§ **WHAT YOU SHOULD DO**
Please reproduce each of the following entries exactly.

Excerpts from an interface dataset
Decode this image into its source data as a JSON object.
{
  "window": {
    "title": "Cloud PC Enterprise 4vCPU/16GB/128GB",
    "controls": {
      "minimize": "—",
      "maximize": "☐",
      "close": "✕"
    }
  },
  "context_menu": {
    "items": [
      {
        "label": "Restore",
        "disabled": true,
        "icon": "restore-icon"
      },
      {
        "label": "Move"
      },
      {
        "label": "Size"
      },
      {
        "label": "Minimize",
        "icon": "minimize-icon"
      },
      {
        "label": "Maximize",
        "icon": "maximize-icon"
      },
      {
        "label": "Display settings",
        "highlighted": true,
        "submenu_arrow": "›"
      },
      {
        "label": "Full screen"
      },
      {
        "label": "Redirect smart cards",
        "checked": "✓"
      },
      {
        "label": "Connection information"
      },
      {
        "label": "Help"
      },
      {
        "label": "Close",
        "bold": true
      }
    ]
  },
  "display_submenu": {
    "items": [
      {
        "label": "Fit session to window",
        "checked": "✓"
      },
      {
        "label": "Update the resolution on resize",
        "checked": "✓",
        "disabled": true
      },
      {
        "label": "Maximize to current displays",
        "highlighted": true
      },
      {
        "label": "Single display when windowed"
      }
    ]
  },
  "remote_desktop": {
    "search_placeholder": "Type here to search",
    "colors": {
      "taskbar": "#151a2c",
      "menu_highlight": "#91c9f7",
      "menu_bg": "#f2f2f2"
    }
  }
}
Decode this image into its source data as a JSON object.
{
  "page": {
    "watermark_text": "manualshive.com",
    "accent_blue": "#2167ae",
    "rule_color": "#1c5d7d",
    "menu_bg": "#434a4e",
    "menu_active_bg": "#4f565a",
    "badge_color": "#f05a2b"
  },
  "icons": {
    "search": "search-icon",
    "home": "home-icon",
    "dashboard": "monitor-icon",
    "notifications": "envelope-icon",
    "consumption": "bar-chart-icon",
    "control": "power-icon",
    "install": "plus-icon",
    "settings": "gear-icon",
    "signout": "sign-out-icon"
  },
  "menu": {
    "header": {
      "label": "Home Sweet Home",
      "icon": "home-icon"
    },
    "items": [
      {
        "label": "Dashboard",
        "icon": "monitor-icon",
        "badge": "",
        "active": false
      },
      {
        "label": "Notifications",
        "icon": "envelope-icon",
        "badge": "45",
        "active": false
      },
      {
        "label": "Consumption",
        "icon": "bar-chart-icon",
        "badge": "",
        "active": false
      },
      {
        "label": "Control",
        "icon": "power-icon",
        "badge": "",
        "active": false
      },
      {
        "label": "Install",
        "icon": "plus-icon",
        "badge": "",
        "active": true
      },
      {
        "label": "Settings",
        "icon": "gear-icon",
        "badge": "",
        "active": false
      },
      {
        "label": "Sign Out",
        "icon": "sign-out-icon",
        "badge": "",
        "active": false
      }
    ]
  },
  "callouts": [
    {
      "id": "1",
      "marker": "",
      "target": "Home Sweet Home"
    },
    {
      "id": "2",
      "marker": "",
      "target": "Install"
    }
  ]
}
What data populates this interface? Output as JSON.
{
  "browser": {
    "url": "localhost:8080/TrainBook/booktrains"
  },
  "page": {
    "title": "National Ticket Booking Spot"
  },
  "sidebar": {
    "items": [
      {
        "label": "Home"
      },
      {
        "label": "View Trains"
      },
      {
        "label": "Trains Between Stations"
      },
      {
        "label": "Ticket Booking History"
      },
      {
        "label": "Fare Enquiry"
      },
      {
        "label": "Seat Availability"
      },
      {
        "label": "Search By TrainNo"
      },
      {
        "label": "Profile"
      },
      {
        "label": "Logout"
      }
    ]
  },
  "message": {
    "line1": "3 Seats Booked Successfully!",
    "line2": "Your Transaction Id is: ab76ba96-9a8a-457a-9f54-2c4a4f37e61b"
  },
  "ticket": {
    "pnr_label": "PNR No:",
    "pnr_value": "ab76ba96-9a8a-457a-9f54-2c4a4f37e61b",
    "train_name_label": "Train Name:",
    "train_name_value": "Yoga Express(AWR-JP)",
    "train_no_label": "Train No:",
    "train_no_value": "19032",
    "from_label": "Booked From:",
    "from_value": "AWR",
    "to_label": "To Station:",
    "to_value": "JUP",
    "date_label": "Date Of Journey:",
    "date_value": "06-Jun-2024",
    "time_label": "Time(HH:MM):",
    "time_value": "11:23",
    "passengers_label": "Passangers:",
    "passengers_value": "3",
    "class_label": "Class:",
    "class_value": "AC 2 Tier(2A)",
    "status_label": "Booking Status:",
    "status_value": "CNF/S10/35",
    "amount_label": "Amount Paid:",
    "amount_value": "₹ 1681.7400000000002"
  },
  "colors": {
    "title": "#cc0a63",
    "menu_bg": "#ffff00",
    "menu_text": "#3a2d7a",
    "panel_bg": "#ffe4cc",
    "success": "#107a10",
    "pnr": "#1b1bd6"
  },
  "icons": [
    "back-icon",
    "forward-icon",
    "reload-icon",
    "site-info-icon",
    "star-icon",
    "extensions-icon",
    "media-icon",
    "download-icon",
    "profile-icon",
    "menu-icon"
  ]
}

§ **OUTPUT OF THE TASK**
Decode this image into its source data as a JSON object.
{
  "window": {
    "title": "Cloud PC Enterprise 4vCPU/16GB/128GB",
    "controls": {
      "minimize": "—",
      "maximize": "☐",
      "close": "✕"
    }
  },
  "context_menu": {
    "items": [
      {
        "label": "Restore",
        "disabled": true,
        "icon": "restore-icon"
      },
      {
        "label": "Move"
      },
      {
        "label": "Size"
      },
      {
        "label": "Minimize",
        "icon": "minimize-icon"
      },
      {
        "label": "Maximize",
        "icon": "maximize-icon"
      },
      {
        "label": "Display settings",
        "highlighted": true,
        "submenu_arrow": "›"
      },
      {
        "label": "Full screen"
      },
      {
        "label": "Redirect smart cards",
        "checked": "✓"
      },
      {
        "label": "Connection information"
      },
      {
        "label": "Help"
      },
      {
        "label": "Close",
        "bold": true
      }
    ]
  },
  "display_submenu": {
    "items": [
      {
        "label": "Fit session to window",
        "checked": "✓"
      },
      {
        "label": "Update the resolution on resize",
        "checked": "✓",
        "disabled": true
      },
      {
        "label": "Maximize to current displays",
        "highlighted": true
      },
      {
        "label": "Single display when windowed"
      }
    ]
  },
  "remote_desktop": {
    "search_placeholder": "Type here to search",
    "colors": {
      "taskbar": "#151a2c",
      "menu_highlight": "#91c9f7",
      "menu_bg": "#f2f2f2"
    }
  }
}
Decode this image into its source data as a JSON object.
{
  "page": {
    "watermark_text": "manualshive.com",
    "accent_blue": "#2167ae",
    "rule_color": "#1c5d7d",
    "menu_bg": "#434a4e",
    "menu_active_bg": "#4f565a",
    "badge_color": "#f05a2b"
  },
  "icons": {
    "search": "search-icon",
    "home": "home-icon",
    "dashboard": "monitor-icon",
    "notifications": "envelope-icon",
    "consumption": "bar-chart-icon",
    "control": "power-icon",
    "install": "plus-icon",
    "settings": "gear-icon",
    "signout": "sign-out-icon"
  },
  "menu": {
    "header": {
      "label": "Home Sweet Home",
      "icon": "home-icon"
    },
    "items": [
      {
        "label": "Dashboard",
        "icon": "monitor-icon",
        "badge": "",
        "active": false
      },
      {
        "label": "Notifications",
        "icon": "envelope-icon",
        "badge": "45",
        "active": false
      },
      {
        "label": "Consumption",
        "icon": "bar-chart-icon",
        "badge": "",
        "active": false
      },
      {
        "label": "Control",
        "icon": "power-icon",
        "badge": "",
        "active": false
      },
      {
        "label": "Install",
        "icon": "plus-icon",
        "badge": "",
        "active": true
      },
      {
        "label": "Settings",
        "icon": "gear-icon",
        "badge": "",
        "active": false
      },
      {
        "label": "Sign Out",
        "icon": "sign-out-icon",
        "badge": "",
        "active": false
      }
    ]
  },
  "callouts": [
    {
      "id": "1",
      "marker": "",
      "target": "Home Sweet Home"
    },
    {
      "id": "2",
      "marker": "",
      "target": "Install"
    }
  ]
}
What data populates this interface? Output as JSON.
{
  "browser": {
    "url": "localhost:8080/TrainBook/booktrains"
  },
  "page": {
    "title": "National Ticket Booking Spot"
  },
  "sidebar": {
    "items": [
      {
        "label": "Home"
      },
      {
        "label": "View Trains"
      },
      {
        "label": "Trains Between Stations"
      },
      {
        "label": "Ticket Booking History"
      },
      {
        "label": "Fare Enquiry"
      },
      {
        "label": "Seat Availability"
      },
      {
        "label": "Search By TrainNo"
      },
      {
        "label": "Profile"
      },
      {
        "label": "Logout"
      }
    ]
  },
  "message": {
    "line1": "3 Seats Booked Successfully!",
    "line2": "Your Transaction Id is: ab76ba96-9a8a-457a-9f54-2c4a4f37e61b"
  },
  "ticket": {
    "pnr_label": "PNR No:",
    "pnr_value": "ab76ba96-9a8a-457a-9f54-2c4a4f37e61b",
    "train_name_label": "Train Name:",
    "train_name_value": "Yoga Express(AWR-JP)",
    "train_no_label": "Train No:",
    "train_no_value": "19032",
    "from_label": "Booked From:",
    "from_value": "AWR",
    "to_label": "To Station:",
    "to_value": "JUP",
    "date_label": "Date Of Journey:",
    "date_value": "06-Jun-2024",
    "time_label": "Time(HH:MM):",
    "time_value": "11:23",
    "passengers_label": "Passangers:",
    "passengers_value": "3",
    "class_label": "Class:",
    "class_value": "AC 2 Tier(2A)",
    "status_label": "Booking Status:",
    "status_value": "CNF/S10/35",
    "amount_label": "Amount Paid:",
    "amount_value": "₹ 1681.7400000000002"
  },
  "colors": {
    "title": "#cc0a63",
    "menu_bg": "#ffff00",
    "menu_text": "#3a2d7a",
    "panel_bg": "#ffe4cc",
    "success": "#107a10",
    "pnr": "#1b1bd6"
  },
  "icons": [
    "back-icon",
    "forward-icon",
    "reload-icon",
    "site-info-icon",
    "star-icon",
    "extensions-icon",
    "media-icon",
    "download-icon",
    "profile-icon",
    "menu-icon"
  ]
}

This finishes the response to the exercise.